In two, probably three games this World Series, Red Sox manager Alex Cora is going to have to get particularly creative with his lineup.

Boston is set to take on the Los Angeles Dodgers in the Fall Classic, and games 3-5 of the series will take place at Dodger Stadium. Because of that, he’ll have to find a way to get J.D. Martinez’s bat into the lineup in the National League park.

But that won’t be easy. Andrew Benintendi has been reliable both at the plate and in the field, Jackie Bradley Jr.’s defense can’t be removed (and it helps that he’s gone scorched earth on offense lately) and Mookie Betts needs to stay in the lineup for obvious reasons.

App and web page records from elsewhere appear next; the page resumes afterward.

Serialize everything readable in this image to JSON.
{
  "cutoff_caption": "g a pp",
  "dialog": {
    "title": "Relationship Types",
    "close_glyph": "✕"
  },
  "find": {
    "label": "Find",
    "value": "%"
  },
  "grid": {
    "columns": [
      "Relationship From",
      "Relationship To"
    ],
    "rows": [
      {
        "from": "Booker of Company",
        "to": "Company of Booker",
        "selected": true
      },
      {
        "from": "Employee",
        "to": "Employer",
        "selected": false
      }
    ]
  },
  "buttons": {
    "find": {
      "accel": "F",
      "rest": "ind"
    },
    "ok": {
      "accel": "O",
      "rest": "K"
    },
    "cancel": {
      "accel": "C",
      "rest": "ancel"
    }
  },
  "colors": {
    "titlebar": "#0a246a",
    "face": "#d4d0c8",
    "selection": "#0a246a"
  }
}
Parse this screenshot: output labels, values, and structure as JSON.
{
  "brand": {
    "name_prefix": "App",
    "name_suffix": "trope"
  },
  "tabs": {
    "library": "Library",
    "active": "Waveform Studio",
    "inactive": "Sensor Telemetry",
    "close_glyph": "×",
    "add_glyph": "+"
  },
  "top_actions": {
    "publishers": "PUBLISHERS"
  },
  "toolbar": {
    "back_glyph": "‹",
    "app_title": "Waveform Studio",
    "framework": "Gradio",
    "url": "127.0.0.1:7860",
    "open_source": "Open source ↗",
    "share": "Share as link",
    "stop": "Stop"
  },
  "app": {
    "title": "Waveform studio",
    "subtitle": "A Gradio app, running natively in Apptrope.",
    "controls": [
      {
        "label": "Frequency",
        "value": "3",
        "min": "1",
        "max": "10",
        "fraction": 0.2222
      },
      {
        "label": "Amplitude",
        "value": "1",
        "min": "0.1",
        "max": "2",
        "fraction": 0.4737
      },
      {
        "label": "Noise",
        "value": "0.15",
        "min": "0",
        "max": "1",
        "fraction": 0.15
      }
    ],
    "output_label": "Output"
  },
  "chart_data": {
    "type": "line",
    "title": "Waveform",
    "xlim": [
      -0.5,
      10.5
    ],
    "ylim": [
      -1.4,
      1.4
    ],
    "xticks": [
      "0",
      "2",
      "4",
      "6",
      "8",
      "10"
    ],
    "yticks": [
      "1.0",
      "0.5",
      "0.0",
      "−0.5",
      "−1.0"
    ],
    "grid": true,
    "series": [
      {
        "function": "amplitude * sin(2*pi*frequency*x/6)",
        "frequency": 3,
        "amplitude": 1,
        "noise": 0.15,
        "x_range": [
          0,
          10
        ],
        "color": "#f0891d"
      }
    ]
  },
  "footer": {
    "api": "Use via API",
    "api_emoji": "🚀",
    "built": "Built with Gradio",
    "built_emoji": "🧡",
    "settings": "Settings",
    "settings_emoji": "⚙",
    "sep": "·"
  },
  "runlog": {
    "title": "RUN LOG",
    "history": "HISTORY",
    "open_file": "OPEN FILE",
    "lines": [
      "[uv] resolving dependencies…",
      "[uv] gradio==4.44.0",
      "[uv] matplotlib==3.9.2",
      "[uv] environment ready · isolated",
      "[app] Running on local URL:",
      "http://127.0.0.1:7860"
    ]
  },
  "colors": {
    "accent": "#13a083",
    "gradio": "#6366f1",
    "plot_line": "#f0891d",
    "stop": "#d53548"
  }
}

As such, it’s been entertained that perhaps Betts could play second base in those games.

Second base hardly is foreign to Betts, he was brought up through the minors as both a second baseman and an outfielder. He played the position for six innings this season against the New York Yankees when Ian Kinsler left the game with an injury, but otherwise he’s called right field his home most nights.

But if you go back to 2014 (we know, it seems like ages ago), Betts actually logged 14 games at second in the month of September. With that in mind, we figured this probably is a proper time to revisit (and by that we mean go down a Baseball Reference rabbit hole) how he did in those games, even if it was a little over four years ago.

Betts played his first Major League Baseball game at second on Sept. 13 in a loss to the Kansas City Royals. That was game 149 of the season, and he proceeded to play each remaining game there. Between extra innings and games where he didn’t have to play in the field during the ninth, he logged 122 innings at the position.

Over his time at second, he had 66 defensive chances. With those opportunities he made 25 putouts, 38 assists and three errors.

The three errors, you ask?

The first came in a 4-0 loss to the Pittsburgh Pirates on Sept. 16. Josh Harrison hit an infield single to Betts, but the then-21-year-old made an errant throw to first that allowed Harrison to reach second.

The second miscue, which took place in a Sept. 23 loss to the Tampa Bay Rays, came as Betts tried to turn a double play. Evan Longoria grounded to shortstop Jemile Weeks, who flipped to Betts. But as Betts tried to get Longoria at first, his throw went awry, which allowed Longoria to reach second.

Betts’ final error of the year came in a 3-2 loss to the Yankees on Sept. 26. Again, this one came on a double play attempt. With runners on first and second with one out, John Ryan Murphy grounded to shortstop Xander Bogaerts, who threw it to Betts at second. After getting the out, Betts’ poor throw resulted in an error, which allowed Francisco Cervelli to score from second base.

While Betts had some struggles turning double plays, he did turn seven over those 14 games. All told, he finished the year with a .955 fielding percentage.

So what does that mean for the upcoming series? Well, it would be something of a gamble for a few reasons. For one, even though Betts routinely takes ground balls at the position, that doesn’t mean he’s ready to be relied upon fully at the position. However, if keeping all the necessary bats in the lineup means Betts plays second, that honestly isn’t the worst situation.

The other potential concern is him getting hurt at second. One thing he doesn’t have to contend with in right field is guys (see: Manny Machado) performing an especially nasty takeout slide to try and break up a double play. You never want to see anyone get hurt, but losing Betts because someone went in studs up on him would put Cora and Co. in a pretty bad spot.

At the root of it, though, Betts is a remarkable athlete, and all things considered he could more than hold his own there. Sure, that very well could result in some potential snafus, but the history says throwing was more the problem for him than fielding. Is it possible that experience, even if it is in the outfield, will help alleviate those issues? Who knows.

Cora has a pretty big decision in front of him. But with all the pros and cons weighed, slotting Betts in at second seems like it may end up being the most logical decision once the Red Sox hit the West Coast.

Thumbnail photo via Peter G. Aiken/USA TODAY Sports Images